> [Directions for this task] A bare number is all that is needed: how many lines below contain the string "better"?

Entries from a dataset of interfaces
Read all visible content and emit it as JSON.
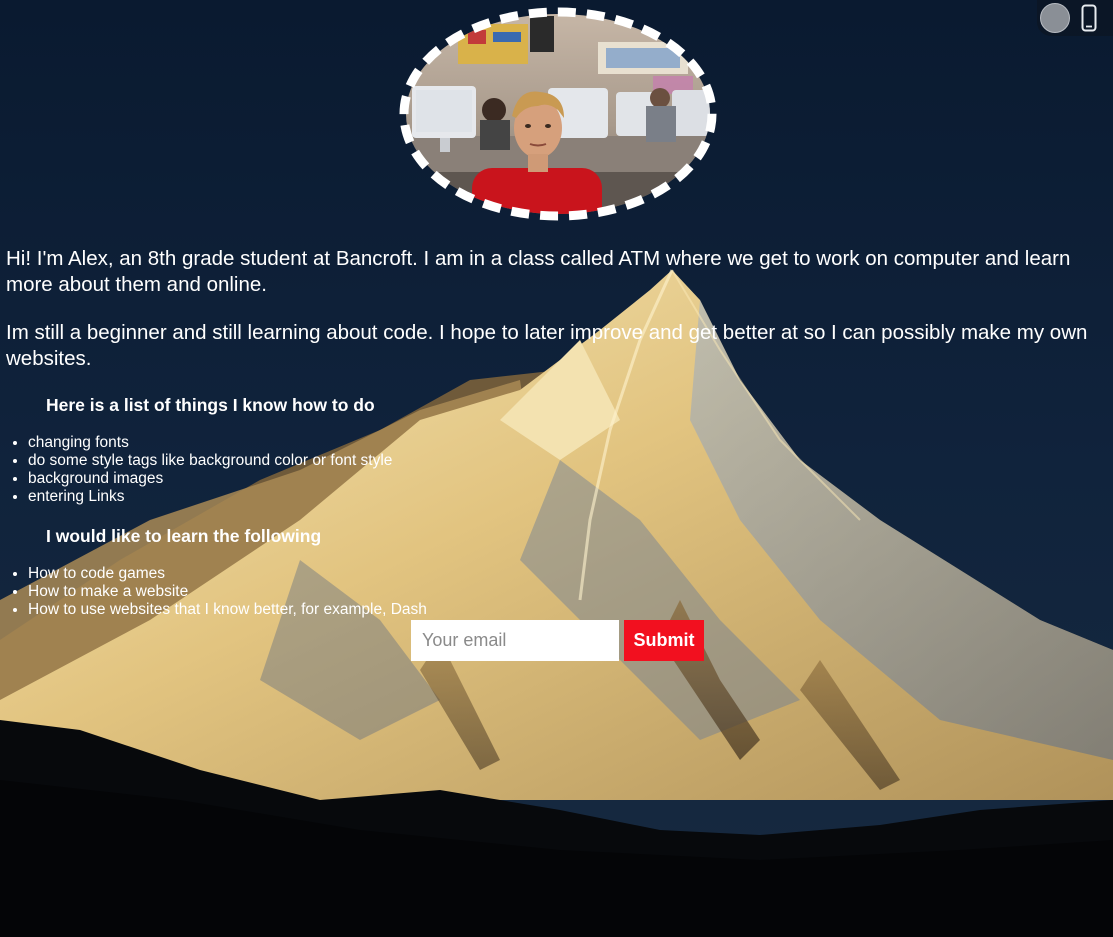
{
  "intro": {
    "paragraph_1": "Hi! I'm Alex, an 8th grade student at Bancroft. I am in a class called ATM where we get to work on computer and learn more about them and online.",
    "paragraph_2": "Im still a beginner and still learning about code. I hope to later improve and get better at so I can possibly make my own websites."
  },
  "known_section": {
    "heading": "Here is a list of things I know how to do",
    "items": [
      "changing fonts",
      "do some style tags like background color or font style",
      "background images",
      "entering Links"
    ]
  },
  "learn_section": {
    "heading": "I would like to learn the following",
    "items": [
      "How to code games",
      "How to make a website",
      "How to use websites that I know better, for example, Dash"
    ]
  },
  "signup_form": {
    "email_placeholder": "Your email",
    "submit_label": "Submit"
  },
  "view_toggle": {
    "icon": "phone-icon"
  },
  "colors": {
    "sky": "#0b1a2e",
    "submit_button": "#f2101f",
    "text": "#ffffff"
  }
}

> [Task answer] 2